The American journalist is best known for her 72-day round-the-world journey in 1889 – by steamship and railroad – in which she broke the record set by Jules Verne's fictional character Phileas Fogg in his book Around the World in Eighty Days. Bly (real name Elizabeth Cochran) was also a pioneering foreign correspondent and investigative journalist, reporting in particular on the lives of marginalised women.


A thirst for adventure led primatologist Jane Goodall from England into the wilds of Africa in the late 1950s, where she spent decades researching chimpanzees. Today, the 85-year-old travels for about 300 days a year lecturing those who will listen on the harm human development has wrought on the planet. Goodall uses the inevitable airport encounters for good: she'll only pose for selfies with fans if they promise to consider joining her NGO, Roots and Shoots. See rootsandshoots.org



Photo: Alamy

In Full Tilt: Ireland to India with a Bicycle, the Irish travel writer tells of scaring off thieves in Iran with the pistol she'd taken along on her solo bike ride from Ireland across Europe, the Balkans, Persia and the Indian subcontinent. She later hit the road with her young daughter and travelled overland with pack mules in Ethiopia.


The Queenslander's nine-month journey across Australia's deserted centre – in the company of just four camels and a dog – was later recounted in her book Tracks and a 2013 film of the same title. Davidson has spent the intervening years studying nomadic peoples in India, Tibet and Australia.


Born to Ugandan parents in Detroit, Nabongo is well on her way to becoming the first black woman to visit every country in the world.
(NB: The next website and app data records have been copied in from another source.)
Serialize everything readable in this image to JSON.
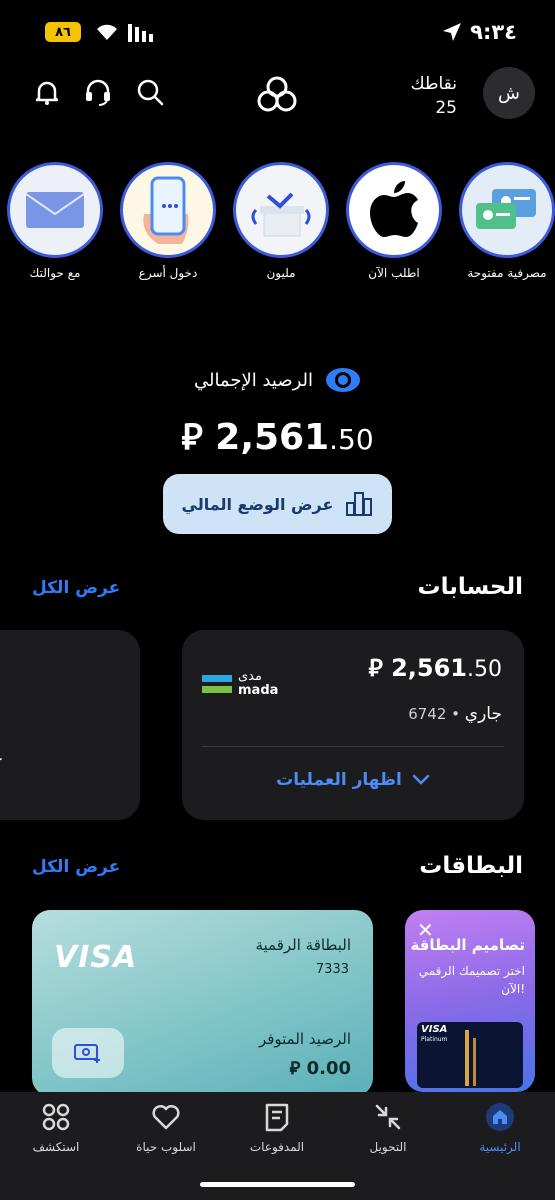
{
  "status_bar": {
    "time": "٩:٣٤",
    "battery": "٨٦"
  },
  "header": {
    "avatar_initial": "ش",
    "points_label": "نقاطك",
    "points_value": "25"
  },
  "stories": [
    {
      "label": "مصرفية مفتوحة"
    },
    {
      "label": "اطلب الآن"
    },
    {
      "label": "مليون"
    },
    {
      "label": "دخول أسرع"
    },
    {
      "label": "مع حوالتك"
    }
  ],
  "balance": {
    "title": "الرصيد الإجمالي",
    "amount_main": "2,561",
    "amount_decimal": ".50",
    "currency": "⃁"
  },
  "financial_button": {
    "label": "عرض الوضع المالي"
  },
  "accounts": {
    "title": "الحسابات",
    "view_all": "عرض الكل",
    "card": {
      "amount_main": "2,561",
      "amount_decimal": ".50",
      "type": "جاري",
      "number": "6742",
      "mada_ar": "مدى",
      "mada_en": "mada",
      "toggle": "اظهار العمليات"
    },
    "peek_text": "ح"
  },
  "cards": {
    "title": "البطاقات",
    "view_all": "عرض الكل",
    "promo": {
      "title": "تصاميم البطاقة",
      "subtitle": "اختر تصميمك الرقمي الآن!",
      "mini_visa": "VISA",
      "mini_platinum": "Platinum"
    },
    "visa": {
      "brand": "VISA",
      "name": "البطاقة الرقمية",
      "number": "7333",
      "available_label": "الرصيد المتوفر",
      "available_value": "0.00"
    }
  },
  "bottom_nav": [
    {
      "label": "الرئيسية",
      "icon": "home-icon",
      "active": true
    },
    {
      "label": "التحويل",
      "icon": "transfer-icon"
    },
    {
      "label": "المدفوعات",
      "icon": "payments-icon"
    },
    {
      "label": "اسلوب حياة",
      "icon": "heart-icon"
    },
    {
      "label": "استكشف",
      "icon": "explore-icon"
    }
  ],
  "colors": {
    "accent": "#2e7cf6",
    "card_bg": "#1c1c1e",
    "story_ring": "#3b5bdb"
  }
}
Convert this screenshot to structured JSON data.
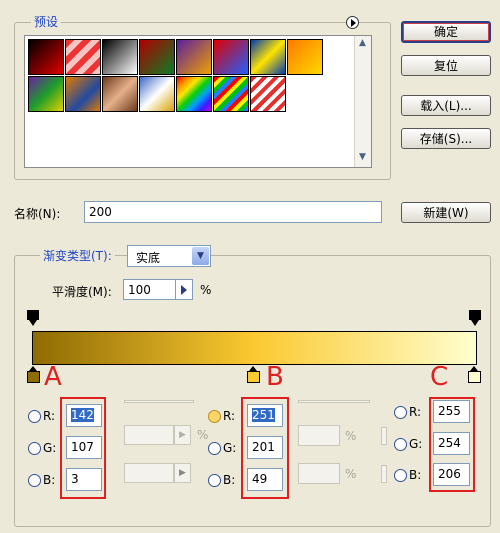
{
  "presets": {
    "title": "预设",
    "menu_icon": "circle-arrow-icon"
  },
  "buttons": {
    "ok": "确定",
    "reset": "复位",
    "load": "载入(L)...",
    "save": "存储(S)..."
  },
  "name": {
    "label": "名称(N):",
    "value": "200",
    "new_button": "新建(W)"
  },
  "gradient": {
    "type_label": "渐变类型(T):",
    "type_value": "实底",
    "smooth_label": "平滑度(M):",
    "smooth_value": "100",
    "smooth_unit": "%",
    "start_color": "#8e6b03",
    "mid_color": "#fbc931",
    "end_color": "#fffece"
  },
  "annotations": {
    "a": "A",
    "b": "B",
    "c": "C"
  },
  "color_a": {
    "r_label": "R:",
    "g_label": "G:",
    "b_label": "B:",
    "r": "142",
    "g": "107",
    "b": "3"
  },
  "color_b": {
    "r_label": "R:",
    "g_label": "G:",
    "b_label": "B:",
    "r": "251",
    "g": "201",
    "b": "49"
  },
  "color_c": {
    "r_label": "R:",
    "g_label": "G:",
    "b_label": "B:",
    "r": "255",
    "g": "254",
    "b": "206"
  },
  "pct": "%",
  "swatches": [
    "linear-gradient(135deg,#000 0%,#e00000 100%)",
    "repeating-linear-gradient(135deg,#e33 0 6px,#f7c4c4 6px 12px)",
    "linear-gradient(135deg,#000 0%,#fff 100%)",
    "linear-gradient(135deg,#b10000 0%,#0b7d26 100%)",
    "linear-gradient(135deg,#5b1fa0 0%,#f0a000 100%)",
    "linear-gradient(135deg,#e00000 0%,#2060ff 100%)",
    "linear-gradient(135deg,#003ab0 0%,#ffe400 50%,#003ab0 100%)",
    "linear-gradient(135deg,#ff7a00 0%,#ffd800 100%)",
    "linear-gradient(135deg,#6a1fa0 0%,#1d9d29 50%,#e3d000 100%)",
    "linear-gradient(135deg,#e07a00 0%,#224aa0 60%,#e07a00 100%)",
    "linear-gradient(135deg,#6b3a1d 0%,#e6b08a 50%,#6b3a1d 100%)",
    "linear-gradient(135deg,#3b69c8 0%,#fff 50%,#d7a000 100%)",
    "linear-gradient(135deg,#ff0000,#ff8a00,#ffe600,#0ad000,#00a0ff,#3a1cff,#c000ff)",
    "repeating-linear-gradient(135deg,#ff0000 0 4px,#ffee00 4px 8px,#00c000 8px 12px,#2080ff 12px 16px)",
    "repeating-linear-gradient(135deg,#e53030 0 4px,#fff 4px 8px)"
  ]
}
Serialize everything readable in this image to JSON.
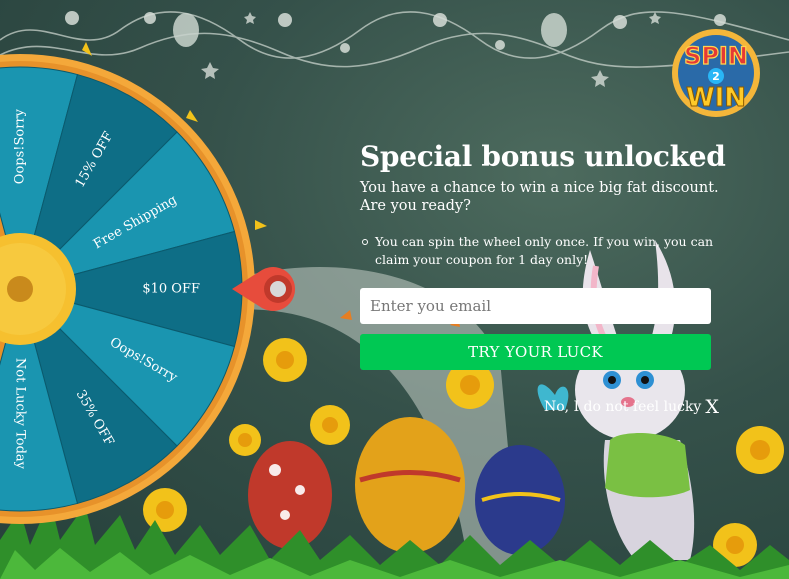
{
  "title": "Special bonus unlocked",
  "subtitle": "You have a chance to win a nice big fat discount. Are you ready?",
  "rules": [
    "You can spin the wheel only once. If you win, you can claim your coupon for 1 day only!"
  ],
  "email_placeholder": "Enter you email",
  "cta_label": "TRY YOUR LUCK",
  "decline_label": "No, I do not feel lucky",
  "decline_close": "X",
  "logo": {
    "top": "SPIN",
    "middle": "2",
    "bottom": "WIN"
  },
  "wheel": {
    "segments": [
      "Oops!Sorry",
      "15% OFF",
      "Free Shipping",
      "$10 OFF",
      "Oops!Sorry",
      "35% OFF",
      "Not Lucky Today"
    ]
  },
  "colors": {
    "cta": "#00c853",
    "wheel_dark": "#0e6e86",
    "wheel_light": "#1a95b0",
    "wheel_rim": "#f4a83a",
    "pointer": "#e74c3c"
  },
  "icons": [
    "pointer-icon",
    "close-icon",
    "spin-win-logo"
  ]
}
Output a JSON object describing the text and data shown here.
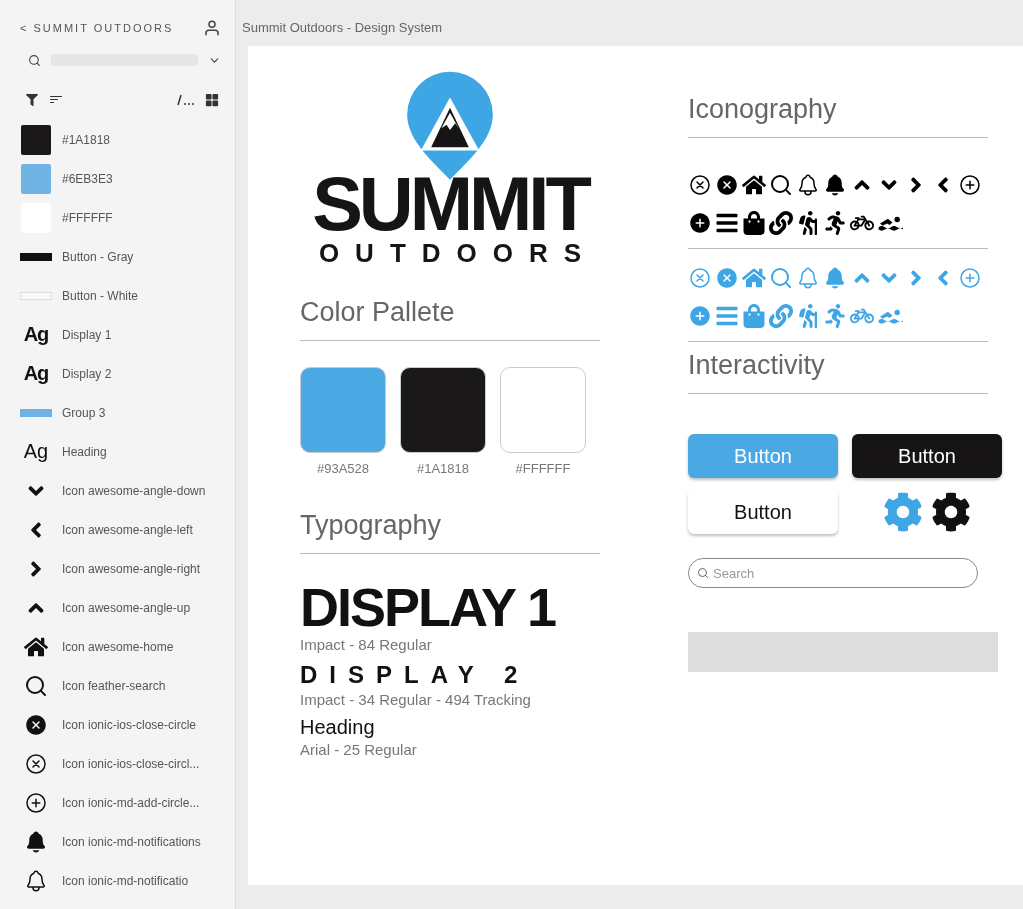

The travel writer, podcaster and founder of travel company Jet Black (which encourages travel to countries in the African Diaspora) shares her wanderings – 165 nations and counting – on her Instagram account and blog, The Catch Me If You Can. See instagram.com/thecatchmeifyoucan; thecatchmeifyoucan.com; globaljetblack.com